Saved data entries:
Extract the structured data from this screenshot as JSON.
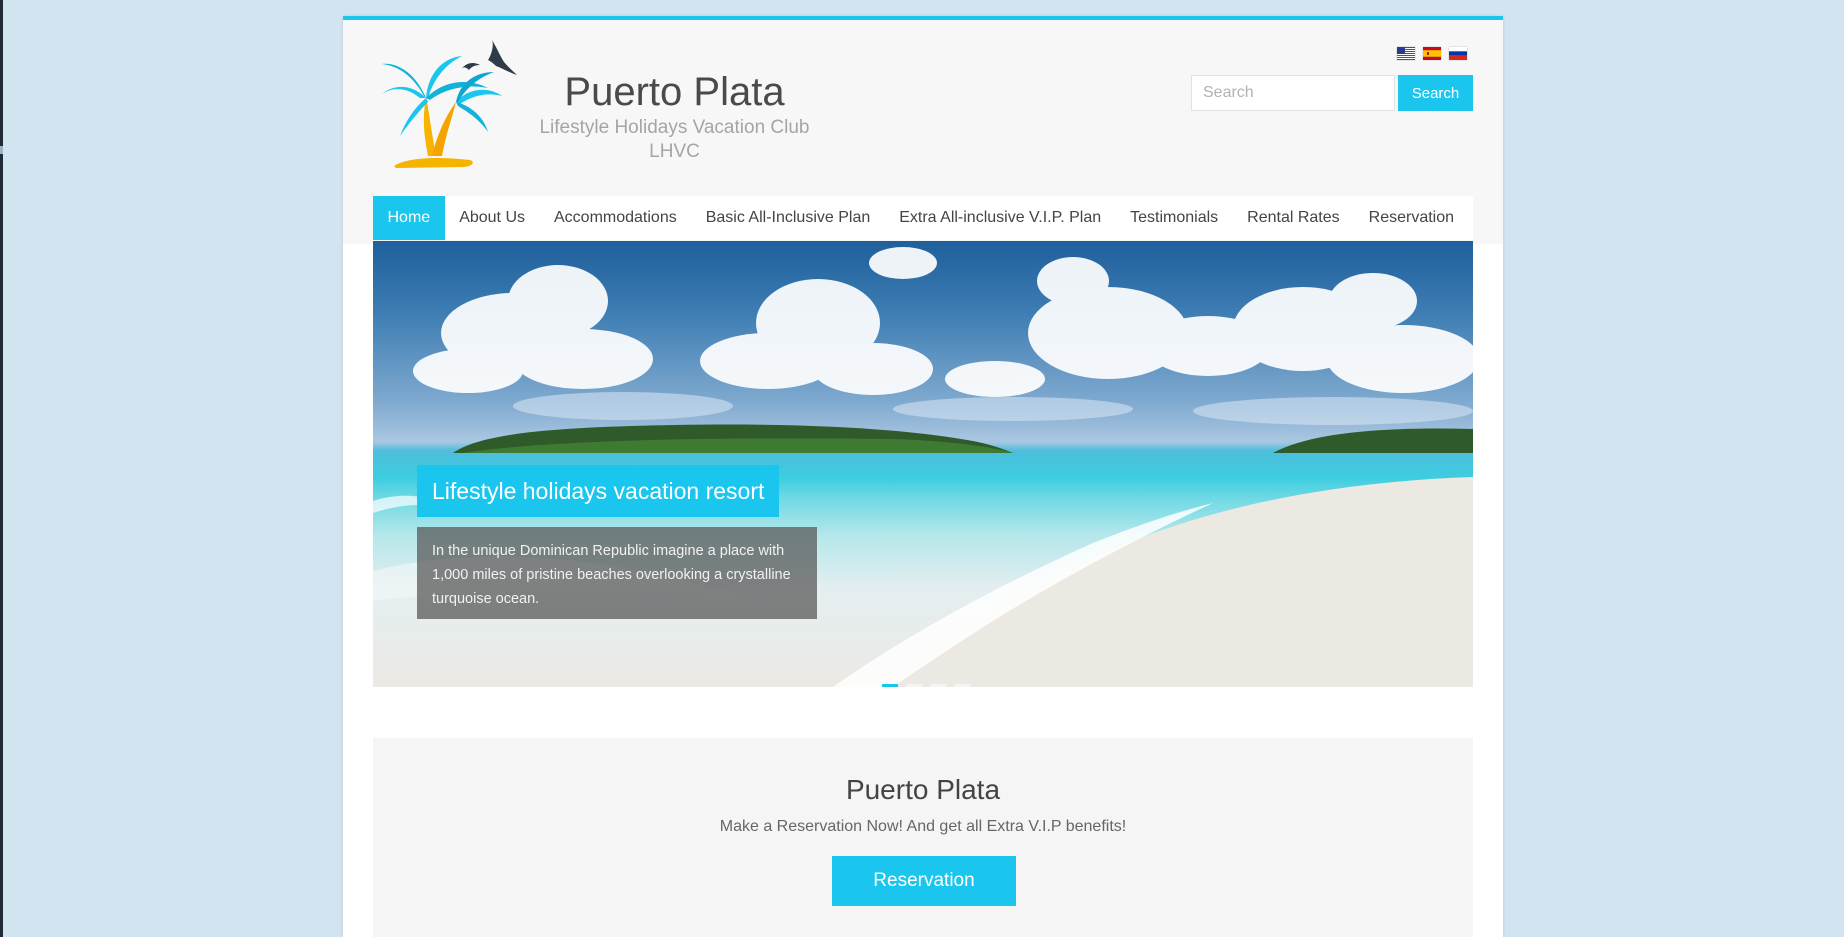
{
  "site": {
    "title": "Puerto Plata",
    "description": "Lifestyle Holidays Vacation Club LHVC"
  },
  "languages": [
    {
      "icon": "us-flag-icon",
      "code": "en"
    },
    {
      "icon": "spain-flag-icon",
      "code": "es"
    },
    {
      "icon": "russia-flag-icon",
      "code": "ru"
    }
  ],
  "search": {
    "placeholder": "Search",
    "button_label": "Search"
  },
  "nav": {
    "items": [
      {
        "label": "Home",
        "active": true
      },
      {
        "label": "About Us"
      },
      {
        "label": "Accommodations"
      },
      {
        "label": "Basic All-Inclusive Plan"
      },
      {
        "label": "Extra All-inclusive V.I.P. Plan"
      },
      {
        "label": "Testimonials"
      },
      {
        "label": "Rental Rates"
      },
      {
        "label": "Reservation"
      }
    ]
  },
  "hero": {
    "caption_title": "Lifestyle holidays vacation resort",
    "caption_text": "In the unique Dominican Republic imagine a place with 1,000 miles of pristine beaches overlooking a crystalline turquoise ocean.",
    "slide_count": 4,
    "active_slide": 1
  },
  "cta": {
    "title": "Puerto Plata",
    "subtitle": "Make a Reservation Now! And get all Extra V.I.P benefits!",
    "button_label": "Reservation"
  },
  "colors": {
    "accent": "#1ac6ee",
    "background": "#d3e4f1"
  }
}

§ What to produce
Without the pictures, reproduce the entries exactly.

§ Exercise solution
Extract the structured data from this screenshot as JSON.
{
  "site": {
    "title": "Puerto Plata",
    "description": "Lifestyle Holidays Vacation Club LHVC"
  },
  "languages": [
    {
      "icon": "us-flag-icon",
      "code": "en"
    },
    {
      "icon": "spain-flag-icon",
      "code": "es"
    },
    {
      "icon": "russia-flag-icon",
      "code": "ru"
    }
  ],
  "search": {
    "placeholder": "Search",
    "button_label": "Search"
  },
  "nav": {
    "items": [
      {
        "label": "Home",
        "active": true
      },
      {
        "label": "About Us"
      },
      {
        "label": "Accommodations"
      },
      {
        "label": "Basic All-Inclusive Plan"
      },
      {
        "label": "Extra All-inclusive V.I.P. Plan"
      },
      {
        "label": "Testimonials"
      },
      {
        "label": "Rental Rates"
      },
      {
        "label": "Reservation"
      }
    ]
  },
  "hero": {
    "caption_title": "Lifestyle holidays vacation resort",
    "caption_text": "In the unique Dominican Republic imagine a place with 1,000 miles of pristine beaches overlooking a crystalline turquoise ocean.",
    "slide_count": 4,
    "active_slide": 1
  },
  "cta": {
    "title": "Puerto Plata",
    "subtitle": "Make a Reservation Now! And get all Extra V.I.P benefits!",
    "button_label": "Reservation"
  },
  "colors": {
    "accent": "#1ac6ee",
    "background": "#d3e4f1"
  }
}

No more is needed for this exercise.